Using the data below, determine the number of lines that include the string "Номера". Write only that number.

App and web page records

= Beginning of Section =

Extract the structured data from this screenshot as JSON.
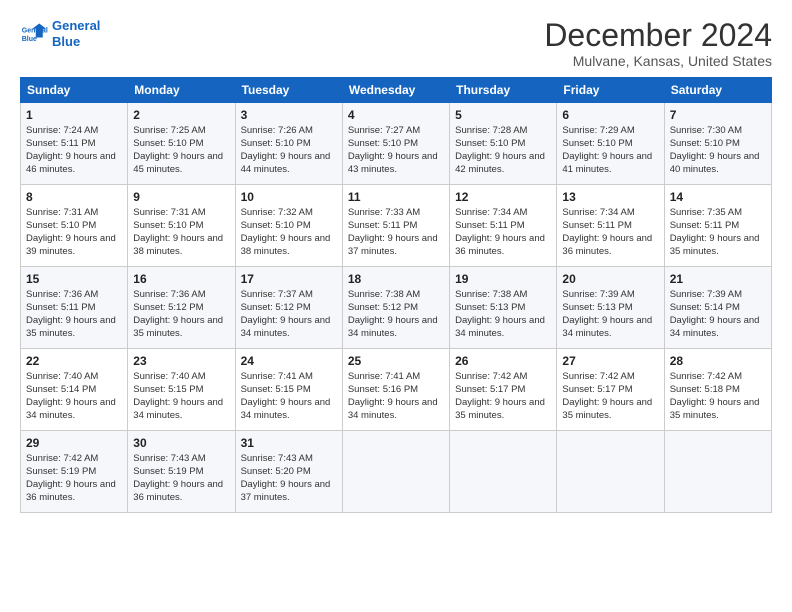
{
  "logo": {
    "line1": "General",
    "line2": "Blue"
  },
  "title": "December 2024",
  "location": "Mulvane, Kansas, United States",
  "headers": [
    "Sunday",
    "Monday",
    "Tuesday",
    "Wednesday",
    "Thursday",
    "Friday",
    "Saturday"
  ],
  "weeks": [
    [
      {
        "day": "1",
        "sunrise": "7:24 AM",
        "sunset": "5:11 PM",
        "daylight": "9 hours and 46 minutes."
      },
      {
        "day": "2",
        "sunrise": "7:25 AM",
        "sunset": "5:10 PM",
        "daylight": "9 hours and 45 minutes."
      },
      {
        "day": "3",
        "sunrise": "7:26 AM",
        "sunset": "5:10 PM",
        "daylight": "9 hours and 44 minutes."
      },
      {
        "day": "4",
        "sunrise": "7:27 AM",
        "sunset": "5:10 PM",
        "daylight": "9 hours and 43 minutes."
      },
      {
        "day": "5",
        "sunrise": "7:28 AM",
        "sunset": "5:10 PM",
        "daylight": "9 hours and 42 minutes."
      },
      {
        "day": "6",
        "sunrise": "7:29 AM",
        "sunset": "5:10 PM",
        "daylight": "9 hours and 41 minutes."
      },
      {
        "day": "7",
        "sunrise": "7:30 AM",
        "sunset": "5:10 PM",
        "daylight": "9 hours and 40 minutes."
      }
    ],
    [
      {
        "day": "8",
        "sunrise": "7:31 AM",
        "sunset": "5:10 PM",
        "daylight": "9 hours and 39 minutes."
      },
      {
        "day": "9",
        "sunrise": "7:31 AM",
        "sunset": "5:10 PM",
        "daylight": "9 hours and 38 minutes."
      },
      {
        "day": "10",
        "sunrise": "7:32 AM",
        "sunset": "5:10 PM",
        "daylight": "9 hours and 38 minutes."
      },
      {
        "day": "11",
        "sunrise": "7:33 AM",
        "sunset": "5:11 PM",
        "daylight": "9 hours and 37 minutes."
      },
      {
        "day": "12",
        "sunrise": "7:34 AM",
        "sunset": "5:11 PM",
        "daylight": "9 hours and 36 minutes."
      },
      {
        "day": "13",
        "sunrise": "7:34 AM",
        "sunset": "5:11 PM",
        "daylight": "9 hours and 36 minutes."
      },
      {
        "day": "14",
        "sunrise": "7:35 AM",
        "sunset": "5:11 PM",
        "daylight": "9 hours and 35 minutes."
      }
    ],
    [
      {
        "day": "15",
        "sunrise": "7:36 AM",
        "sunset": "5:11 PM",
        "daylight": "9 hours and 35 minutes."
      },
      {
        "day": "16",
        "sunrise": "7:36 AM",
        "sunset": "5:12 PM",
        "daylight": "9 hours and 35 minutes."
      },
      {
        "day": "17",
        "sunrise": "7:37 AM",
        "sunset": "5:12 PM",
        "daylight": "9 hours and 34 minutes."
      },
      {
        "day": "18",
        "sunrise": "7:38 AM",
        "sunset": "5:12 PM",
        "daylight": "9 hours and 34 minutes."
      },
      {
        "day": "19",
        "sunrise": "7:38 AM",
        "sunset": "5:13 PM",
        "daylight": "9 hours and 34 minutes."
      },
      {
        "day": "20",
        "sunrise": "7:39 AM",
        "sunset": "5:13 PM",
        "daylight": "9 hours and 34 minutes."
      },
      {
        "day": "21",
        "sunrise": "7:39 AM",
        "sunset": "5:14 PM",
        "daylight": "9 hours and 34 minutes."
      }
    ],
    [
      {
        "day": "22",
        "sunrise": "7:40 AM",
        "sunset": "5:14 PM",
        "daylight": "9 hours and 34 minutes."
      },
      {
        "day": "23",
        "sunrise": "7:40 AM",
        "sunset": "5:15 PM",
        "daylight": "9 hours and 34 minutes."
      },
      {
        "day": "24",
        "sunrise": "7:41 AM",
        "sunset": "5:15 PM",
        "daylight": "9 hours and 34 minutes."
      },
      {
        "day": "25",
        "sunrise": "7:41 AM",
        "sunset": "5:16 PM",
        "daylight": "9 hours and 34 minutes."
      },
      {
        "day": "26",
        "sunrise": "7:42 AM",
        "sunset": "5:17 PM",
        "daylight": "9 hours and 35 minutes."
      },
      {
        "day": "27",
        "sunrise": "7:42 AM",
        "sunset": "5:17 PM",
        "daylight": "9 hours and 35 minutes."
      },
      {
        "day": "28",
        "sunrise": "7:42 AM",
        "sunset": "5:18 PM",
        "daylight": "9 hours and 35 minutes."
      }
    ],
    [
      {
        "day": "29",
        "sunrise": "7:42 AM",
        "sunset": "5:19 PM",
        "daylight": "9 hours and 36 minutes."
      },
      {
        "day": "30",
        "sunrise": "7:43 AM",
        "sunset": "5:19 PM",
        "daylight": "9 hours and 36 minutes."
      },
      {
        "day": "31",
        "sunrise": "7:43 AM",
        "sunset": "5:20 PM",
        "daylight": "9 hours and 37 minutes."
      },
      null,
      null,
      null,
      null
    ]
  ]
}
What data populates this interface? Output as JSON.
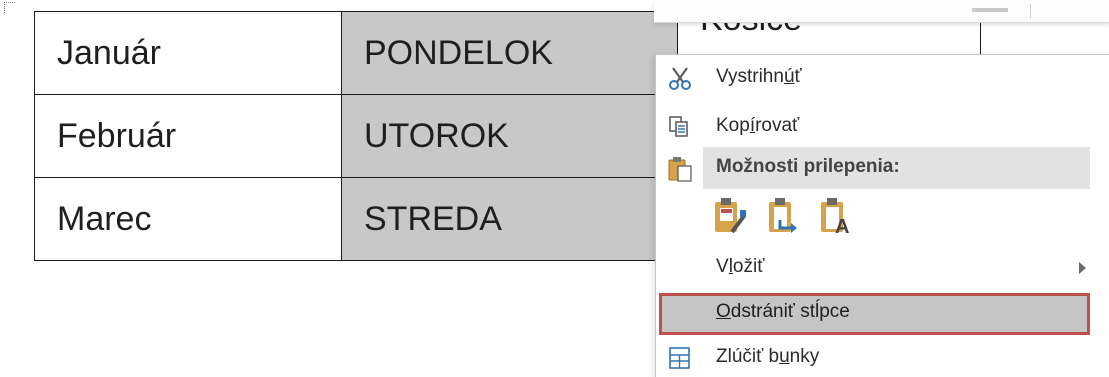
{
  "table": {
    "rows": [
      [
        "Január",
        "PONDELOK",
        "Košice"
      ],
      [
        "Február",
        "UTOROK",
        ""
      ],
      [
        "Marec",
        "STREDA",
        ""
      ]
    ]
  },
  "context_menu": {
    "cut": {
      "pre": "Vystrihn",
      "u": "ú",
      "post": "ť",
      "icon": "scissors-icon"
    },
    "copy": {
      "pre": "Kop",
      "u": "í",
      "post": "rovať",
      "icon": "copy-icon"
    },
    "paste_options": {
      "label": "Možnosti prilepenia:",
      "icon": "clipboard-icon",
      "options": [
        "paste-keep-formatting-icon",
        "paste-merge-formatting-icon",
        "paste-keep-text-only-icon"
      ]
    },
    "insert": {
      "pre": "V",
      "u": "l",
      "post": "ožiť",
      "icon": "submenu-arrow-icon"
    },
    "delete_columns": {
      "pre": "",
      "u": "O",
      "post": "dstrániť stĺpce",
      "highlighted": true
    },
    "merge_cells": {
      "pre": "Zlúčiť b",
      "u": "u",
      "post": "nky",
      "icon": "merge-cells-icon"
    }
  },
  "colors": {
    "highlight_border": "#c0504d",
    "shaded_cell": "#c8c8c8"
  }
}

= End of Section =
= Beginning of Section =

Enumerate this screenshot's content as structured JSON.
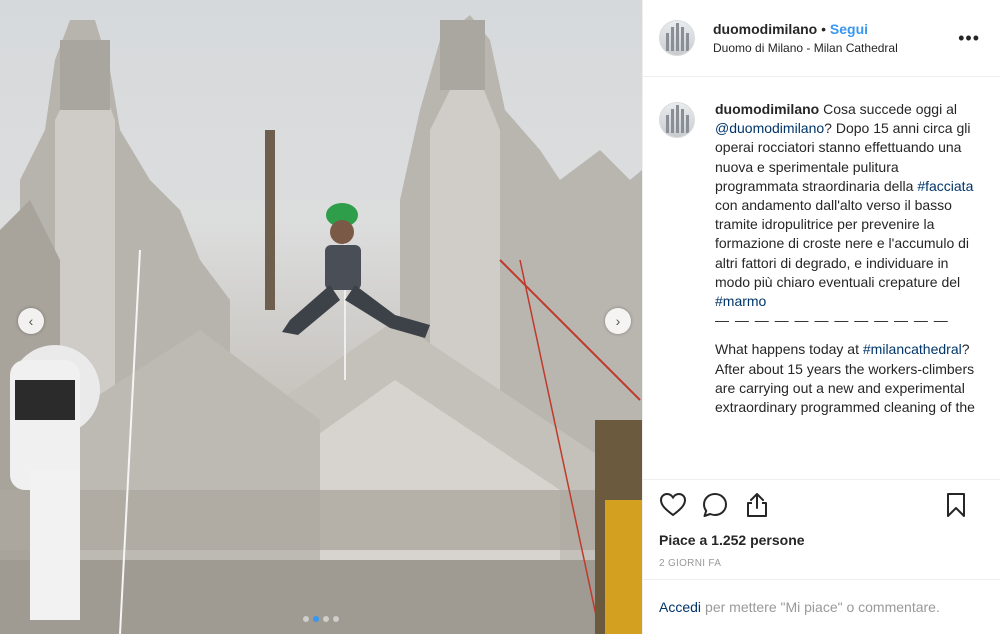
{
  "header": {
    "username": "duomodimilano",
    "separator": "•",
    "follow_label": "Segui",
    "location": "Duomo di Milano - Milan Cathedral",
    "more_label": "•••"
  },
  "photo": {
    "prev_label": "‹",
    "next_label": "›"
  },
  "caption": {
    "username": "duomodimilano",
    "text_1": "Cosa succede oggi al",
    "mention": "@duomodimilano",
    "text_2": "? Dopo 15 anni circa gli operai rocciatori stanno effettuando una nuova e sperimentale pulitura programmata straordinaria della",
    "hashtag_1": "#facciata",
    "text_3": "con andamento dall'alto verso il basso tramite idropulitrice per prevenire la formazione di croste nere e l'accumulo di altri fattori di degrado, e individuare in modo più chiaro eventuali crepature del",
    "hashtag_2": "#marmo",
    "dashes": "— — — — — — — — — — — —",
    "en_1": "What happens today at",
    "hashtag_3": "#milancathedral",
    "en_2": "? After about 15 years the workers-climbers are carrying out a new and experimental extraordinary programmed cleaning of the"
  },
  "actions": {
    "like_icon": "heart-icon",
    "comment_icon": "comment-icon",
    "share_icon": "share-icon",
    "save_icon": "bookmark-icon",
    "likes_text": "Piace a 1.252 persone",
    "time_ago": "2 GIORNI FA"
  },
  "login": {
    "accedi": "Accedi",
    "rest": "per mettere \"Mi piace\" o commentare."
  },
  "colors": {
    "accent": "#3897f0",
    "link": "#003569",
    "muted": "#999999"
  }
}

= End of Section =
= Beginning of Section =

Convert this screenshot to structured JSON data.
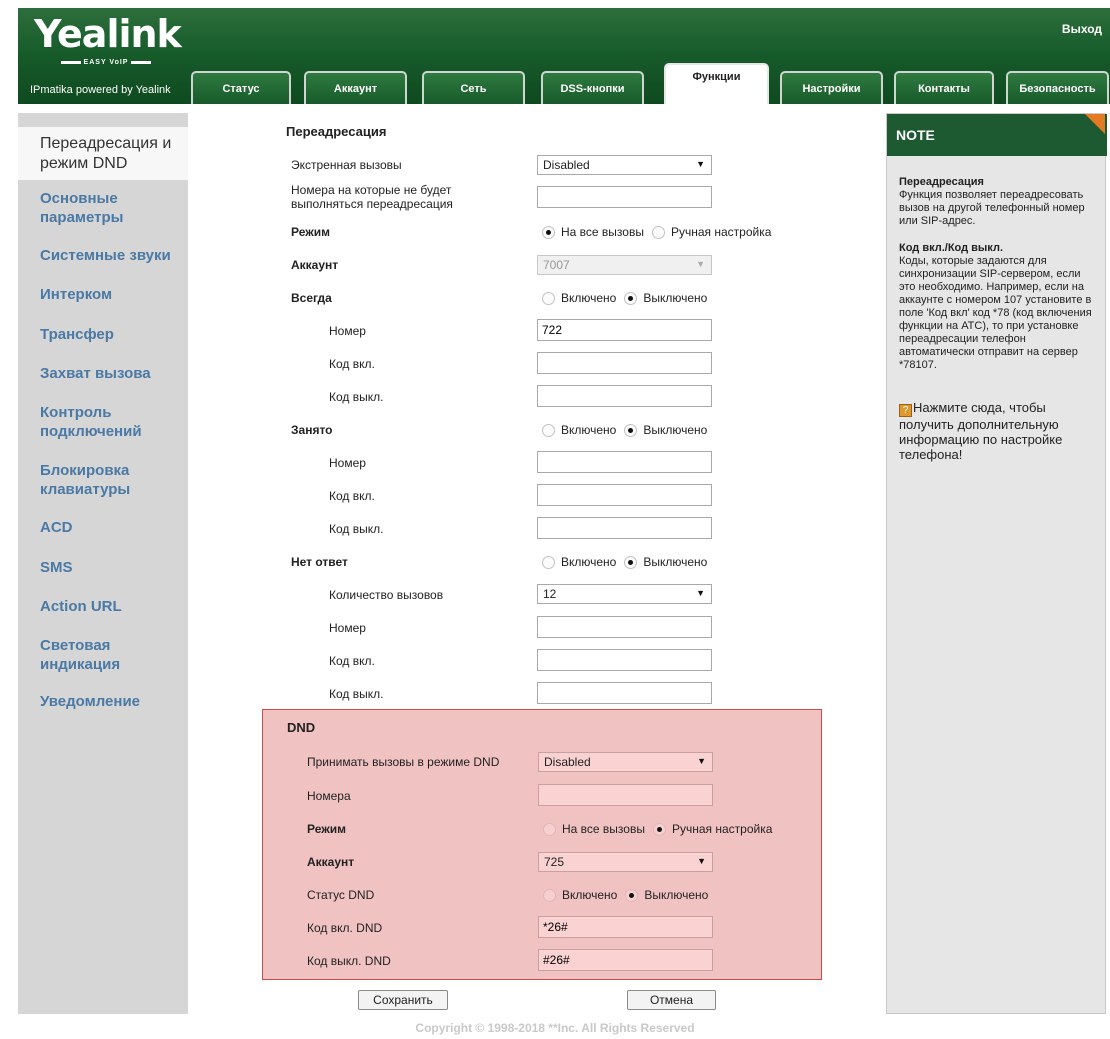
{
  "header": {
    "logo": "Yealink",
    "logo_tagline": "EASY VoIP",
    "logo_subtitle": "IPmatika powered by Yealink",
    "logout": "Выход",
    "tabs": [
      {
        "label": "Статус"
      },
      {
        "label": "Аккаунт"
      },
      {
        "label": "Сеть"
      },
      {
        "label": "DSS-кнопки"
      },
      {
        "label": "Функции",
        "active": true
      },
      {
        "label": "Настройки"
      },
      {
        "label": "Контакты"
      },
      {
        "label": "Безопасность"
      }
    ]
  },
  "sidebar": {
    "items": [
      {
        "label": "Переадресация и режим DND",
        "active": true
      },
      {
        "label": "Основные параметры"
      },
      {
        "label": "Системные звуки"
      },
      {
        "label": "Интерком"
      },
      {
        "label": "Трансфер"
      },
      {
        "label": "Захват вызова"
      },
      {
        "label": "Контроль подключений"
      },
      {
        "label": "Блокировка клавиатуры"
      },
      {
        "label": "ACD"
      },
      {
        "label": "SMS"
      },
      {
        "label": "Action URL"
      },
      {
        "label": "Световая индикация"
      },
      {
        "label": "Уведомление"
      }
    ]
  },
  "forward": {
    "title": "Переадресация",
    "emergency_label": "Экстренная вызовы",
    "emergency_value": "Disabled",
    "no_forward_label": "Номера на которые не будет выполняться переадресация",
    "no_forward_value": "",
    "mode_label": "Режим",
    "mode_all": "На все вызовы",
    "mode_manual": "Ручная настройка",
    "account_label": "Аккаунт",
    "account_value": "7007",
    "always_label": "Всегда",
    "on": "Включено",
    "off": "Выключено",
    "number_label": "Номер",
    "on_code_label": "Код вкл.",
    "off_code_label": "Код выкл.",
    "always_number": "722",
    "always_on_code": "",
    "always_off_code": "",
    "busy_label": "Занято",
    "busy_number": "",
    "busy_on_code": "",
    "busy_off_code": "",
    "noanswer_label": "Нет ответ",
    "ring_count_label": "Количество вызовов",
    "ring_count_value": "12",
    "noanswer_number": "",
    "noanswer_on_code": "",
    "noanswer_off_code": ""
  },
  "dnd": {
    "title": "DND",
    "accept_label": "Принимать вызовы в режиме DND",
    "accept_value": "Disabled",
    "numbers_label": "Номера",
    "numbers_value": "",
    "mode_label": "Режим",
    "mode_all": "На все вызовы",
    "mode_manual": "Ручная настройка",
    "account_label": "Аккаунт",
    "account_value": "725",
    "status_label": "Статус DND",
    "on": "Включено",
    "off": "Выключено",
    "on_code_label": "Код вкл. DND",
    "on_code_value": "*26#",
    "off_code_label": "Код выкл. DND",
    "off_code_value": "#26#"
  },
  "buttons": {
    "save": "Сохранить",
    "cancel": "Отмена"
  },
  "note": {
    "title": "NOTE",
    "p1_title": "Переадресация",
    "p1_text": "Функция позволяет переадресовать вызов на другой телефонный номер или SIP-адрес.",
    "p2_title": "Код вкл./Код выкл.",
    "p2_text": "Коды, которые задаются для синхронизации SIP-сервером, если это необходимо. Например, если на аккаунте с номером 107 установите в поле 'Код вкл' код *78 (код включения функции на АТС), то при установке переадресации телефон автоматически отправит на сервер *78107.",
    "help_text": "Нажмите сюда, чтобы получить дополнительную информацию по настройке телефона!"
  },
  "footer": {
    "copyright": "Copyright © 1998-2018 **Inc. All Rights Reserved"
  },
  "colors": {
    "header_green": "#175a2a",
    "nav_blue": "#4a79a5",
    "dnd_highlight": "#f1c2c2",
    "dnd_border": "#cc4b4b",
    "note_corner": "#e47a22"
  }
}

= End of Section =

EXERCISE OUTPUT: 2